By allowing ads to appear on this site, you support the local businesses who, in turn, support great journalism.
Bulldogs have nowhere to go but up this year
Ceres High’s varsity girls basketball program welcomes back two players from last year’s 5-18 team, including Lauren Gonzalez (pictured left) and Camryn Silva. Gonzalez and Silva are seniors. - photo by Dale Butler

Ceres High’s varsity girls basketball team has a new head coach—its seventh in the last seven years.

Mike Estrada Jr. has been tapped to lead the Bulldogs.

“I was offered another job at a different school,” he said. “I took this job because it’s more of a challenge. There hasn’t been any recent success. I want to change the program around. That’s why they brought me here.”

Ceres High will try to end a pair of droughts this winter.

The Bulldogs haven’t appeared in the playoffs or amassed a winning record the past five seasons.

“We’re looking to get double-digit wins. That’s the goal. We want to be competitive every game.”
Mike Estrada Jr.

“We’re looking to get double-digit wins,” Estrada said. “That’s the goal. We want to be competitive every game.”

Ceres High’s top returner players are Camryn Silva (Sr.) and Lauren Gonzalez (Sr.).

The Bulldogs’ top newcomers are Courtney Ford (Sr.), Catryna Marquez (So.), Lysaida Munoz (So.), Celeste Leon (Fr.) and Mia Rodriguez (Fr.).

Silva has been named team captain.

She led Ceres High in scoring and rebounding, and ranked second in steals as a junior.

She averaged 8.0 points, 6.0 rebounds and 1.7 steals per game.

Ceres High lacks depth as its roster features just a total of seven players.

“I’m really focused on developing the players I have,” Estrada said. “We’re going to be fine. I’ve been running them a lot in practice to get them ready for this.”

The Bulldogs’ conference schedule includes games against Los Banos, Pacheco, Beyer, Grace Davis, Johansen, Lathrop and Mountain House.

Beyer, Grace Davis and Johansen moved from the Modesto Metro Conference to the WAC as part of the Sac-Joaquin Section’s realignment plan.

Lathrop and Mountain House previously competed in the Valley Oak League and Trans Valley League.

The top three teams in the WAC advance to the postseason. “It’s my first year,” Estrada said. “Everything is new to me. I don’t know what to expect from the other schools.”

Ceres High posted a 5-18 overall record and placed third in the league standings (3-7) during the 2017-18 campaign.

The Bulldogs secured their last playoff berth under Vanessa Morris’ guidance in 2012-13. Ceres High finished 10-8 and took third in the WAC (6-4).

Under Shawna Nunes’ leadership from 1993-2011, the Bulldogs amassed a 365-142 record, captured one section championship, claimed six league titles, secured 15 playoff berths, won at least 20 games 10 times and surpassed the 30-win mark twice.

Ceres High made history in 2005. It won the Sac-Joaquin Section Division-II crown at Arco Arena.

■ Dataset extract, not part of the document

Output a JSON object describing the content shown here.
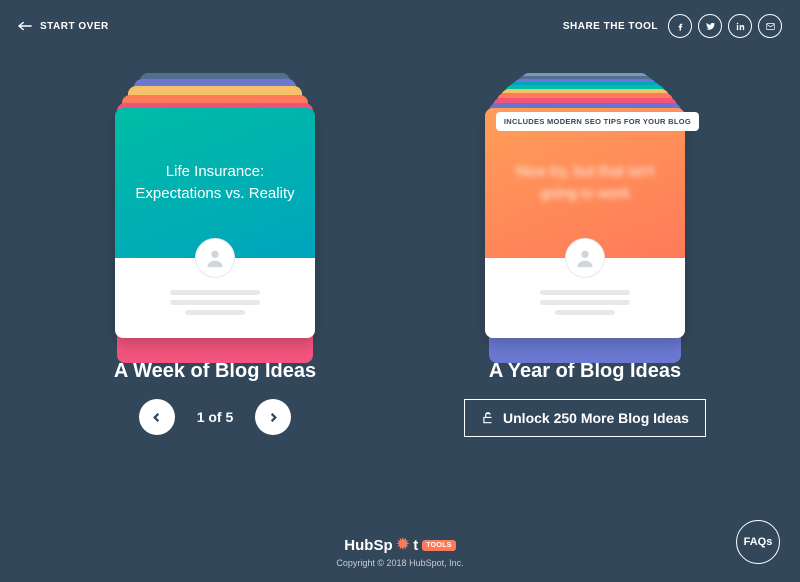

The Bulldogs also hosted a NorCal playoff game for the first-time ever. Ceres High’s overall record was 25-7.

Pierce Butler, Nunes’ predecessor, led Ceres High to six league titles in 13 years.

“I think we can be a middle-of-the-pack team this year,” Estrada said. “Within two to three years, we should be contenders. I’m going to try to change the culture and how people view the program. I’m trying to get the whole town excited about basketball again.”

This is Estrada’s first job at the prep level. The 2011 Grace Davis High School grad coached the Central Valley Hornets’ eighth-grade girls travel team in 2017-18 and seventh-grade squad in 2016-17. He was a scout player for the Fresno State women’s hoops team for three years.

“I’m just excited to take this next step,” he said. “I love basketball.”